▸ **PROBLEM**:
Give only the number of lines in these records that include "emoji".

▸ **Interface dataset entries**:
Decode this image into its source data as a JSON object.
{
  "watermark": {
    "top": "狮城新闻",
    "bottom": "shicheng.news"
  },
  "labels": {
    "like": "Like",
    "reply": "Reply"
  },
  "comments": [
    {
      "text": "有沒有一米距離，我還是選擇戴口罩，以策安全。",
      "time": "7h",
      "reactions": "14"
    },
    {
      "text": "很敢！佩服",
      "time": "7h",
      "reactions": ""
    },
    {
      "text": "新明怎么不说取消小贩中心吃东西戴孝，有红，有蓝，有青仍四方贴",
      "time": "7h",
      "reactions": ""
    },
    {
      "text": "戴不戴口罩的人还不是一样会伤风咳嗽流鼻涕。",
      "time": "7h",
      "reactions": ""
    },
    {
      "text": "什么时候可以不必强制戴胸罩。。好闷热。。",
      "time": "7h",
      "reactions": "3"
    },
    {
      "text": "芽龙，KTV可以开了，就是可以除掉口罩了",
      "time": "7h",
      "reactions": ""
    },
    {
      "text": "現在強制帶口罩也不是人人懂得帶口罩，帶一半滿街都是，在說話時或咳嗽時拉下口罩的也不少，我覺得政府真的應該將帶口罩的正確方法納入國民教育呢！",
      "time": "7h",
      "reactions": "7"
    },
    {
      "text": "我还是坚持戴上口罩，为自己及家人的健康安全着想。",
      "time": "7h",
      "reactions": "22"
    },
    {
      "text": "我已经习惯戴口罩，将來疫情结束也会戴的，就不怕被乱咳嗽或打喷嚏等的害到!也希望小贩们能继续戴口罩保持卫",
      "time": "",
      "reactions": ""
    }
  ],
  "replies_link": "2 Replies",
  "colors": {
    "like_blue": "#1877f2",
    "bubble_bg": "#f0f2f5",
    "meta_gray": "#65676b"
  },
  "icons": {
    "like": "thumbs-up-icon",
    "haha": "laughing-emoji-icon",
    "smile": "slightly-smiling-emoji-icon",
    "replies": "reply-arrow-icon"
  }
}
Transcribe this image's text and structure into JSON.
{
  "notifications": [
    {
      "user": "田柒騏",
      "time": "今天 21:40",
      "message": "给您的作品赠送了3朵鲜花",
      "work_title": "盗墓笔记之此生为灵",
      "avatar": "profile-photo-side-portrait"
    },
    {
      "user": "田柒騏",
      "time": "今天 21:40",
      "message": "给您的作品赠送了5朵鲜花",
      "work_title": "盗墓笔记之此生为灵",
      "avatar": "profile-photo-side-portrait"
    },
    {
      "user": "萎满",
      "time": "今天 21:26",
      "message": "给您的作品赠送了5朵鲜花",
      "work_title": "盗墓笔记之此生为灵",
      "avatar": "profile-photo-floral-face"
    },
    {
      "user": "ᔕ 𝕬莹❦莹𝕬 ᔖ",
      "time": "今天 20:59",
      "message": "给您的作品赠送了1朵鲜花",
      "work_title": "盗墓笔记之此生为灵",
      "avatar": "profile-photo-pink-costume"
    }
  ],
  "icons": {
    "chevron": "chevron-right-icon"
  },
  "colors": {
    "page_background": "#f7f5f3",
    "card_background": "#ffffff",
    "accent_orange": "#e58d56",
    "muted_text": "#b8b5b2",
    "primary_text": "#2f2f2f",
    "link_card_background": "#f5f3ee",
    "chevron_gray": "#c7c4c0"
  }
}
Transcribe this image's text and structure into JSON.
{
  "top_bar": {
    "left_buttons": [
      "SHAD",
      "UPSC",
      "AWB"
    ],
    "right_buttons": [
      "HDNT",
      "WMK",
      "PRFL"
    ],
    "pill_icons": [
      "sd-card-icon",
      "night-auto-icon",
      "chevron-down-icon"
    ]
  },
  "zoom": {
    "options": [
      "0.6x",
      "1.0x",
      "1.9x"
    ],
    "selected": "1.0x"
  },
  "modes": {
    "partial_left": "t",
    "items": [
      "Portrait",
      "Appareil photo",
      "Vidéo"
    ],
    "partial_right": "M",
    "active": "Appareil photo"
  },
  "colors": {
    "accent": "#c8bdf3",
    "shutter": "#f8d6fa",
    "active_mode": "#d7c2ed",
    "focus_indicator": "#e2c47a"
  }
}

▸ **ANSWER SPACE**:
2